When the Trump administration delayed plans to feature abolitionist Harriet Tubman on the $20 bill, some artists across the country took it upon themselves to superimpose the heroine’s image over President Andrew Jackson’s in an act of resistance.
But those creative efforts may not be needed in the near future. Today, White House Press Secretary Jen Psaki said that the Biden administration is “exploring ways to speed up the effort” to unveil the Tubman $20 bill redesign.
“The Treasury Department is taking steps to put Harriet Tubman on the front of the new $20 notes. It’s important that … our money reflect the history and diversity of our country, and Harriet Tubman’s image gracing the new $20 note would certainly reflect that,” Psaki said at a White House press briefing on Monday.
In 2016, then-Treasury Secretary Jack Lew of the Obama administration announced a plan to feature Tubman on the front of the $20 bill, and Jackson—a slave-owner whose controversial legacy also includes the Trail of Tears—would be moved to the back. The bill was set to be released in 2020 in time for the 100th anniversary of the 19th Amendment, which gave women the right to vote.
But in May of 2019, the Trump administration’s Treasury Secretary Steven Mnuchin announced that due to “counterfeiting concerns” and other technical issues, the redesign would be postponed.
The claims of technical issues ran counter to a New York Times (NYT) report that revealed the basic design of the Tubman $20 bill was essentially finished and could’ve been unveiled by 2020. The NYT also reported that Mnuchin delayed the Tubman note by six years—basically until after Trump was out of office if he were elected for two terms—to prevent Trump from canceling the redesign altogether. As a presidential candidate, Trump called the plan to replace Jackson “pure political correctness.”

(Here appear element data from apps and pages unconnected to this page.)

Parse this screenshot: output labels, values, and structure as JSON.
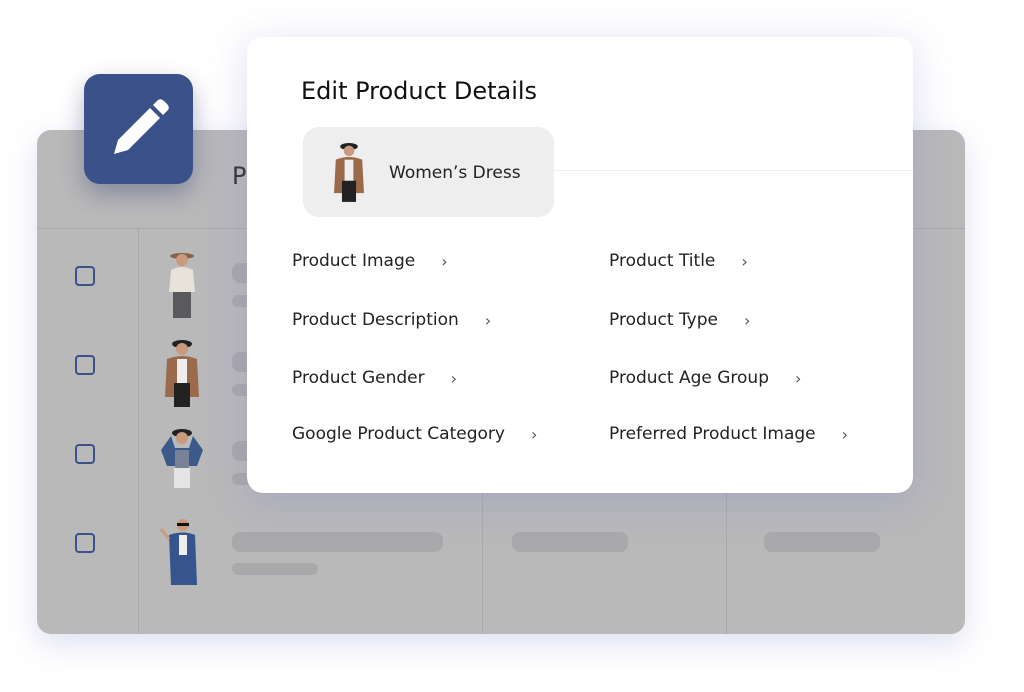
{
  "background_table": {
    "header_partial_text": "P",
    "rows": [
      {
        "figure": "woman-hat-white-blouse",
        "coat_color": "#e8e2da"
      },
      {
        "figure": "woman-hat-brown-coat",
        "coat_color": "#9a6a4a"
      },
      {
        "figure": "woman-hat-denim-jacket",
        "coat_color": "#3b5a8a"
      },
      {
        "figure": "woman-sunglasses-blue-coat",
        "coat_color": "#36548e"
      }
    ]
  },
  "edit_tile": {
    "icon": "pencil-icon",
    "color": "#3b5189"
  },
  "modal": {
    "title": "Edit Product Details",
    "product_chip": {
      "label": "Women’s Dress"
    },
    "items": [
      {
        "label": "Product Image"
      },
      {
        "label": "Product Title"
      },
      {
        "label": "Product Description"
      },
      {
        "label": "Product Type"
      },
      {
        "label": "Product Gender"
      },
      {
        "label": "Product Age Group"
      },
      {
        "label": "Google Product Category"
      },
      {
        "label": "Preferred Product Image"
      }
    ],
    "chevron": "›"
  }
}
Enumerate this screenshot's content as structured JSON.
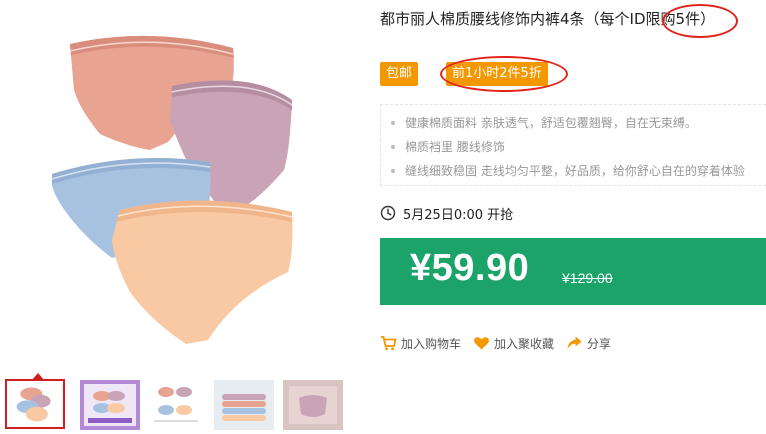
{
  "product": {
    "title": "都市丽人棉质腰线修饰内裤4条（每个ID限购5件）",
    "tags": {
      "postage": "包邮",
      "promo": "前1小时2件5折"
    },
    "features": [
      "健康棉质面料 亲肤透气，舒适包覆翘臀，自在无束缚。",
      "棉质裆里 腰线修饰",
      "缝线细致稳固 走线均匀平整，好品质，给你舒心自在的穿着体验"
    ],
    "schedule": "5月25日0:00 开抢",
    "price": "¥59.90",
    "original_price": "¥129.00"
  },
  "actions": {
    "cart": "加入购物车",
    "favorite": "加入聚收藏",
    "share": "分享"
  },
  "icons": {
    "clock": "clock-icon",
    "cart": "cart-icon",
    "heart": "heart-icon",
    "share": "share-icon"
  },
  "colors": {
    "price_bar": "#1ba36a",
    "tag": "#f39800",
    "annotation": "#e2231a",
    "action_icon": "#f39800"
  }
}
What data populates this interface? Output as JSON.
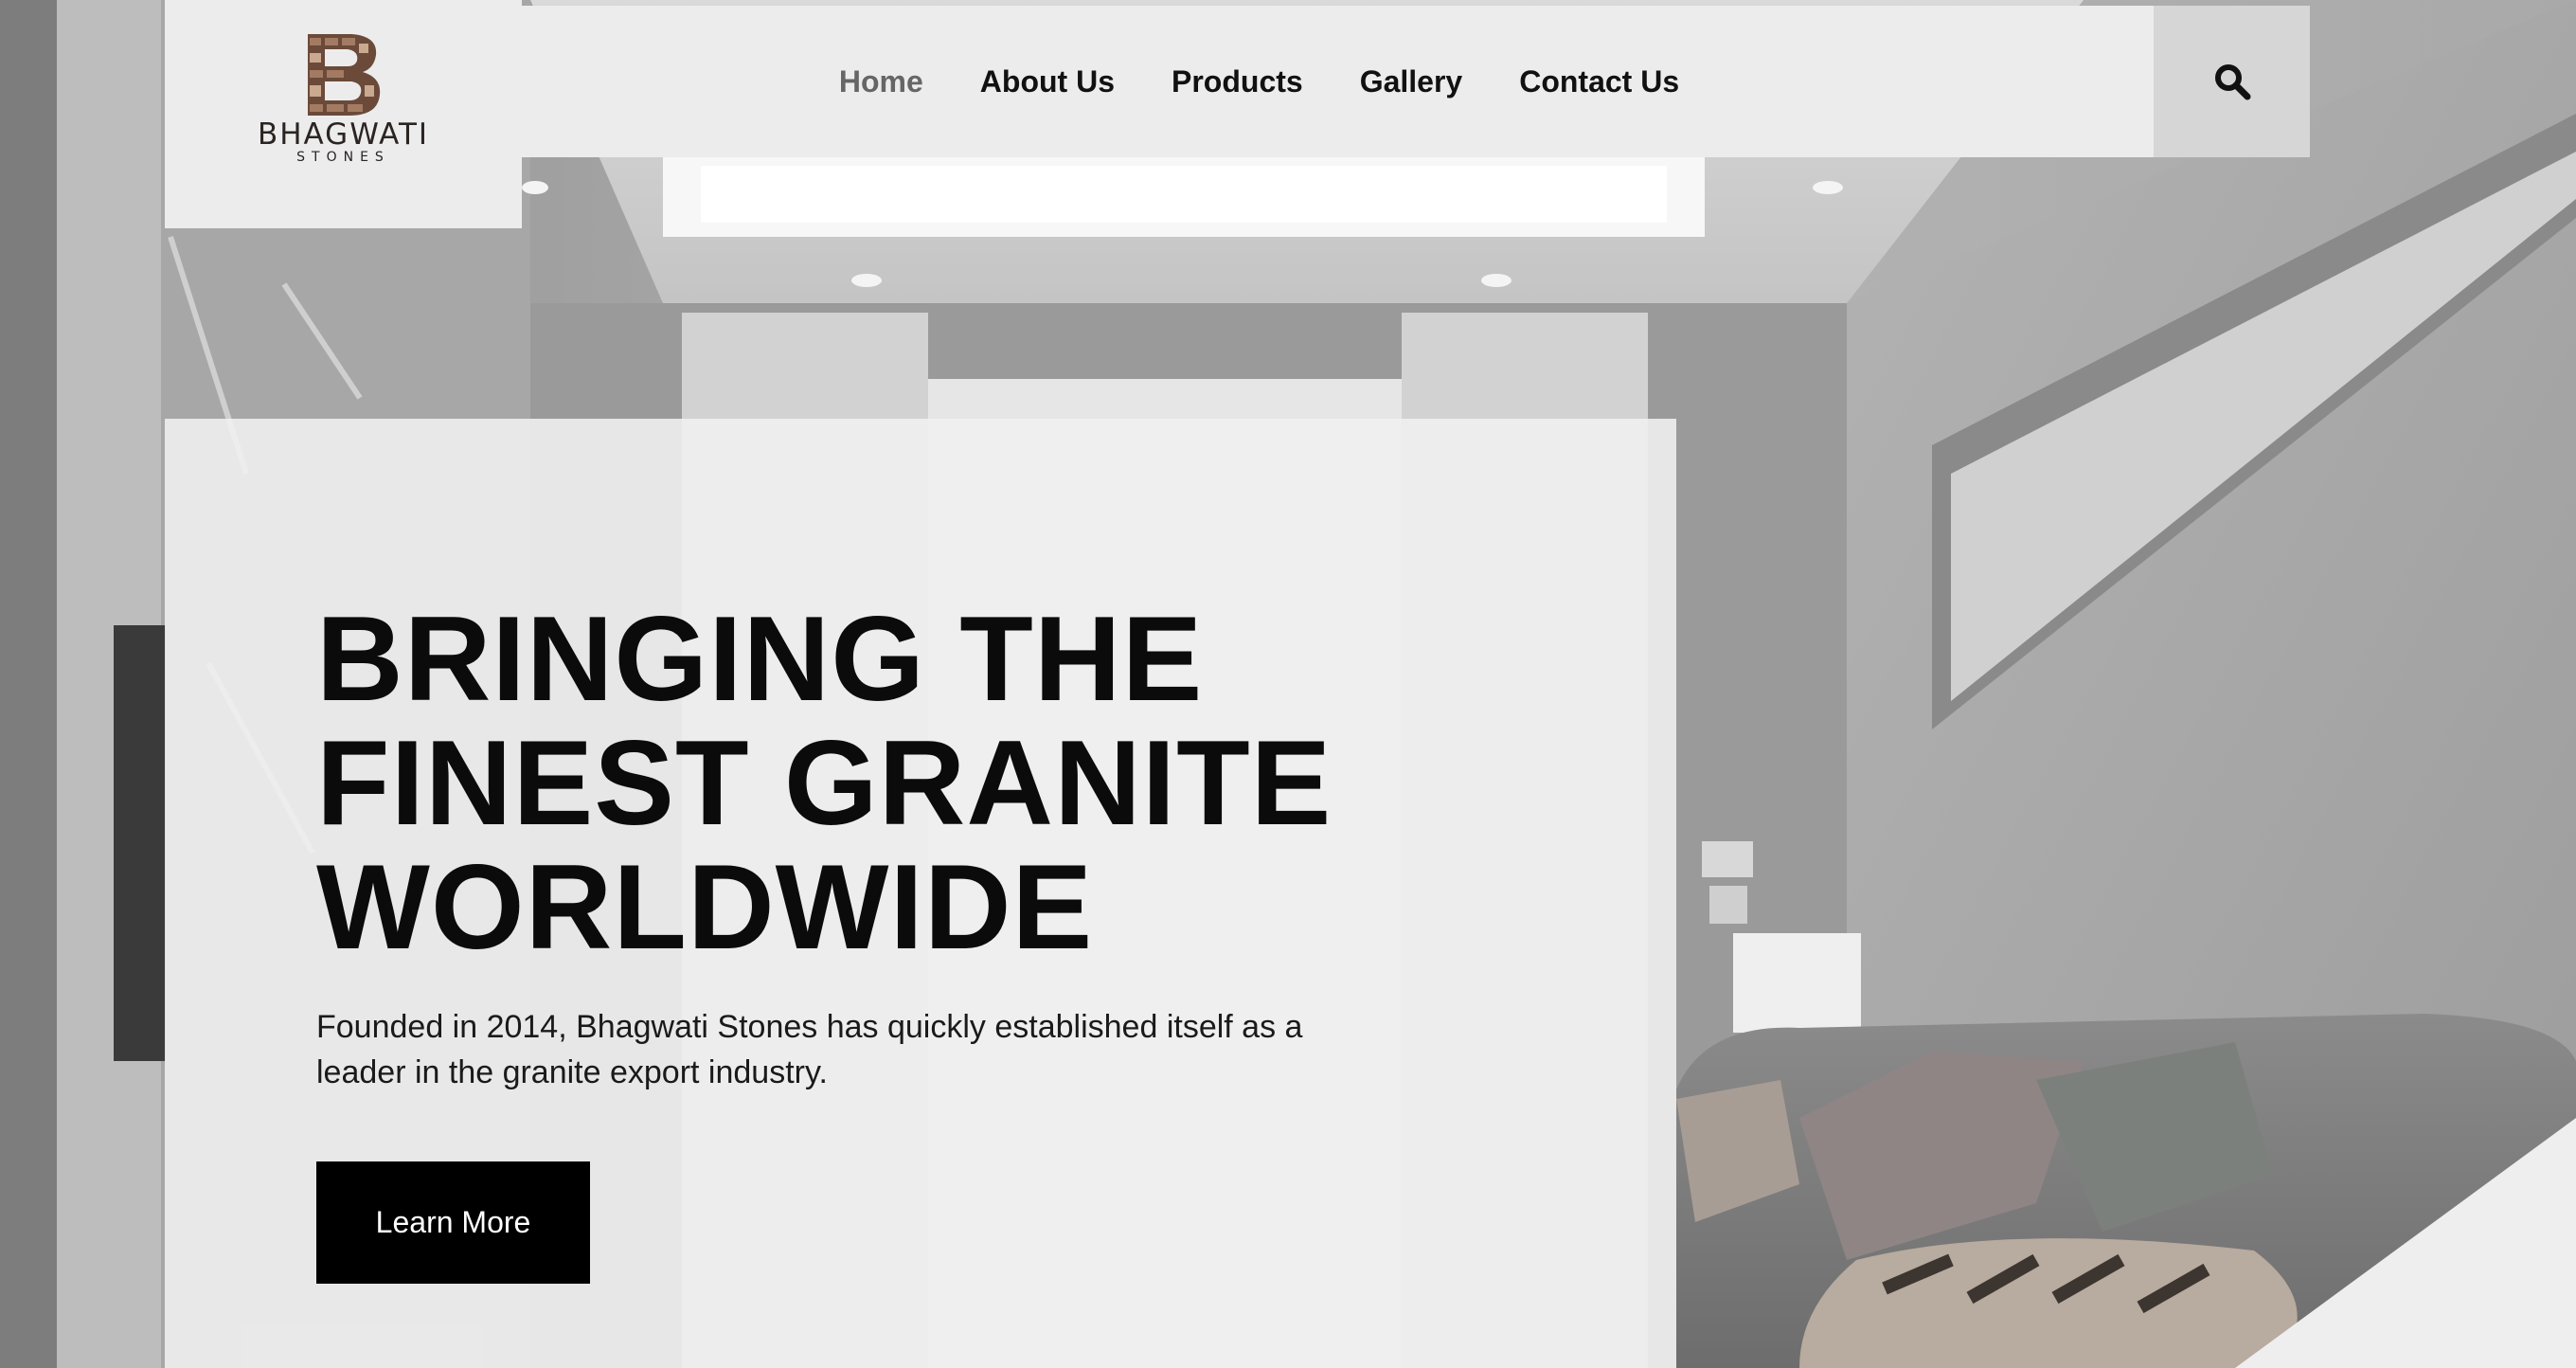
{
  "brand": {
    "name": "BHAGWATI",
    "tagline": "STONES",
    "logo_icon": "stone-letter-b-logo"
  },
  "nav": {
    "items": [
      {
        "label": "Home",
        "active": true
      },
      {
        "label": "About Us",
        "active": false
      },
      {
        "label": "Products",
        "active": false
      },
      {
        "label": "Gallery",
        "active": false
      },
      {
        "label": "Contact Us",
        "active": false
      }
    ],
    "search_icon": "search-icon"
  },
  "hero": {
    "title_lines": [
      "BRINGING THE",
      "FINEST GRANITE",
      "WORLDWIDE"
    ],
    "description": "Founded in 2014, Bhagwati Stones has quickly established itself as a leader in the granite export industry.",
    "cta_label": "Learn More"
  },
  "colors": {
    "panel_bg": "#f0f0f0",
    "nav_bg": "#ececec",
    "search_bg": "#d6d6d6",
    "button_bg": "#000000",
    "active_nav": "#666666",
    "text": "#0b0b0b"
  }
}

Press Secretary Psaki said further details about the Biden administration’s effort to accelerate the Tubman $20 bill will be provided by the Department of Treasury. Biden’s choice for Treasury secretary, Janet Yellen, was just confirmed on Monday and became the first woman to head the department.